## Description of the task
Locate each line in the records containing "Locations". Copy it.
** Opening Input material block **
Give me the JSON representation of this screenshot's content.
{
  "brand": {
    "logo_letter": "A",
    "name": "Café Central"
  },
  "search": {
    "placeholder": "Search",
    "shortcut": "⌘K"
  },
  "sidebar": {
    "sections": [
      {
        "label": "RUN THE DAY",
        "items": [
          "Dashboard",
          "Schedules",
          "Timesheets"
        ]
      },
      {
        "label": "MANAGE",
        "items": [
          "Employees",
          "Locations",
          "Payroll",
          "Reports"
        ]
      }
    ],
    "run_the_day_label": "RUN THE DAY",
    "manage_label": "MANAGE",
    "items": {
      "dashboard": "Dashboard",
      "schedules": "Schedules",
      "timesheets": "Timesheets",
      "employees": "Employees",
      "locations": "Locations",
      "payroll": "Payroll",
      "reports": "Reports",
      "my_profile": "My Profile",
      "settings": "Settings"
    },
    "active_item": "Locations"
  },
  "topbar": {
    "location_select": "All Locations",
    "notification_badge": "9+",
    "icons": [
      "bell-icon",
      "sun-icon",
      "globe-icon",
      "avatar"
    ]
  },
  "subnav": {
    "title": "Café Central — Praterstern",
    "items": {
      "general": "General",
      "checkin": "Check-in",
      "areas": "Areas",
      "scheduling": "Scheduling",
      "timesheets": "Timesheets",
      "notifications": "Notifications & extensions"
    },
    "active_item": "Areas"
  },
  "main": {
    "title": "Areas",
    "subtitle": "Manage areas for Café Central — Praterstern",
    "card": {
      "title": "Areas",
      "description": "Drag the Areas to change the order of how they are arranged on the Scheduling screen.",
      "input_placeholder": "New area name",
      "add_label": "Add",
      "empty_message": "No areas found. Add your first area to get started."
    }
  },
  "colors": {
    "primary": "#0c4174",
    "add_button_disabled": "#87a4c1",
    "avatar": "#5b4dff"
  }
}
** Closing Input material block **
## Task result
          "Locations",
      "locations": "Locations",
    "active_item": "Locations"
    "location_select": "All Locations",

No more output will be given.